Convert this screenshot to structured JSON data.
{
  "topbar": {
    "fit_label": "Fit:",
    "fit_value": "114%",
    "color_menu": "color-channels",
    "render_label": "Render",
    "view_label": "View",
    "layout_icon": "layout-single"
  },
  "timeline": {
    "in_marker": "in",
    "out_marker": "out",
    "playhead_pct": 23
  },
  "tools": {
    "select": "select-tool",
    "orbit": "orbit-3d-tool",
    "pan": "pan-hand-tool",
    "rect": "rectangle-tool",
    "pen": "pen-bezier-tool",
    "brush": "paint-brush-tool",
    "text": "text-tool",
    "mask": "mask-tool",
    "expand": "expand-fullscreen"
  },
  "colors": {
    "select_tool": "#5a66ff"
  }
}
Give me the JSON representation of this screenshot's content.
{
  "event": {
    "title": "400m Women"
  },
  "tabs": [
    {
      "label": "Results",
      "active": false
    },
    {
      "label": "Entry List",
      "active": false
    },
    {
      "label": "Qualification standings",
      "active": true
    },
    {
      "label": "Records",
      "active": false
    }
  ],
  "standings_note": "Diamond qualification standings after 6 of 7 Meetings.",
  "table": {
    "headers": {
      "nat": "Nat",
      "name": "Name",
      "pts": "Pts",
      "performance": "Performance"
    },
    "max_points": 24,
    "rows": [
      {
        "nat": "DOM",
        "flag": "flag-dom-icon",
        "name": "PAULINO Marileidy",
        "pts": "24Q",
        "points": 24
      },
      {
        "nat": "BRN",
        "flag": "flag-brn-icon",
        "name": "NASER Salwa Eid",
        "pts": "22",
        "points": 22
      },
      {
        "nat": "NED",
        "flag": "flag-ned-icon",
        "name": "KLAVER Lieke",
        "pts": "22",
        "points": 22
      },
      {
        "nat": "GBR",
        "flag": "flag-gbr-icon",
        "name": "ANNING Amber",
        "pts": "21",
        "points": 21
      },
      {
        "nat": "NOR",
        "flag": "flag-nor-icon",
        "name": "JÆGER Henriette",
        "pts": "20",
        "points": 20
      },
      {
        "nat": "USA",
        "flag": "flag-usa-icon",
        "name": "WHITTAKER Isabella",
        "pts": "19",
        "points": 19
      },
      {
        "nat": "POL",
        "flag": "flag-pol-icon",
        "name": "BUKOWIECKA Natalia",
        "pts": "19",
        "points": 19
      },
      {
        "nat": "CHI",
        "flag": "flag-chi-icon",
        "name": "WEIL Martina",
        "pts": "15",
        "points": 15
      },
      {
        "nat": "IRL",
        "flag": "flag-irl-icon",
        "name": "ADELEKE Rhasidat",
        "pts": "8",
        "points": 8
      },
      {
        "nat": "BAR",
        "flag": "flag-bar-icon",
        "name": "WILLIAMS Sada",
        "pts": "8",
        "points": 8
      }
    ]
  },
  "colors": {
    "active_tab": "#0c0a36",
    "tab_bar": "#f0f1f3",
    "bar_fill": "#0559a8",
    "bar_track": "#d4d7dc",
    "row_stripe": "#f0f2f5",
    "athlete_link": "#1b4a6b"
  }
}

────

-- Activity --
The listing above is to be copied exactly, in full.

-- Written response --
Convert this screenshot to structured JSON data.
{
  "topbar": {
    "fit_label": "Fit:",
    "fit_value": "114%",
    "color_menu": "color-channels",
    "render_label": "Render",
    "view_label": "View",
    "layout_icon": "layout-single"
  },
  "timeline": {
    "in_marker": "in",
    "out_marker": "out",
    "playhead_pct": 23
  },
  "tools": {
    "select": "select-tool",
    "orbit": "orbit-3d-tool",
    "pan": "pan-hand-tool",
    "rect": "rectangle-tool",
    "pen": "pen-bezier-tool",
    "brush": "paint-brush-tool",
    "text": "text-tool",
    "mask": "mask-tool",
    "expand": "expand-fullscreen"
  },
  "colors": {
    "select_tool": "#5a66ff"
  }
}
Give me the JSON representation of this screenshot's content.
{
  "event": {
    "title": "400m Women"
  },
  "tabs": [
    {
      "label": "Results",
      "active": false
    },
    {
      "label": "Entry List",
      "active": false
    },
    {
      "label": "Qualification standings",
      "active": true
    },
    {
      "label": "Records",
      "active": false
    }
  ],
  "standings_note": "Diamond qualification standings after 6 of 7 Meetings.",
  "table": {
    "headers": {
      "nat": "Nat",
      "name": "Name",
      "pts": "Pts",
      "performance": "Performance"
    },
    "max_points": 24,
    "rows": [
      {
        "nat": "DOM",
        "flag": "flag-dom-icon",
        "name": "PAULINO Marileidy",
        "pts": "24Q",
        "points": 24
      },
      {
        "nat": "BRN",
        "flag": "flag-brn-icon",
        "name": "NASER Salwa Eid",
        "pts": "22",
        "points": 22
      },
      {
        "nat": "NED",
        "flag": "flag-ned-icon",
        "name": "KLAVER Lieke",
        "pts": "22",
        "points": 22
      },
      {
        "nat": "GBR",
        "flag": "flag-gbr-icon",
        "name": "ANNING Amber",
        "pts": "21",
        "points": 21
      },
      {
        "nat": "NOR",
        "flag": "flag-nor-icon",
        "name": "JÆGER Henriette",
        "pts": "20",
        "points": 20
      },
      {
        "nat": "USA",
        "flag": "flag-usa-icon",
        "name": "WHITTAKER Isabella",
        "pts": "19",
        "points": 19
      },
      {
        "nat": "POL",
        "flag": "flag-pol-icon",
        "name": "BUKOWIECKA Natalia",
        "pts": "19",
        "points": 19
      },
      {
        "nat": "CHI",
        "flag": "flag-chi-icon",
        "name": "WEIL Martina",
        "pts": "15",
        "points": 15
      },
      {
        "nat": "IRL",
        "flag": "flag-irl-icon",
        "name": "ADELEKE Rhasidat",
        "pts": "8",
        "points": 8
      },
      {
        "nat": "BAR",
        "flag": "flag-bar-icon",
        "name": "WILLIAMS Sada",
        "pts": "8",
        "points": 8
      }
    ]
  },
  "colors": {
    "active_tab": "#0c0a36",
    "tab_bar": "#f0f1f3",
    "bar_fill": "#0559a8",
    "bar_track": "#d4d7dc",
    "row_stripe": "#f0f2f5",
    "athlete_link": "#1b4a6b"
  }
}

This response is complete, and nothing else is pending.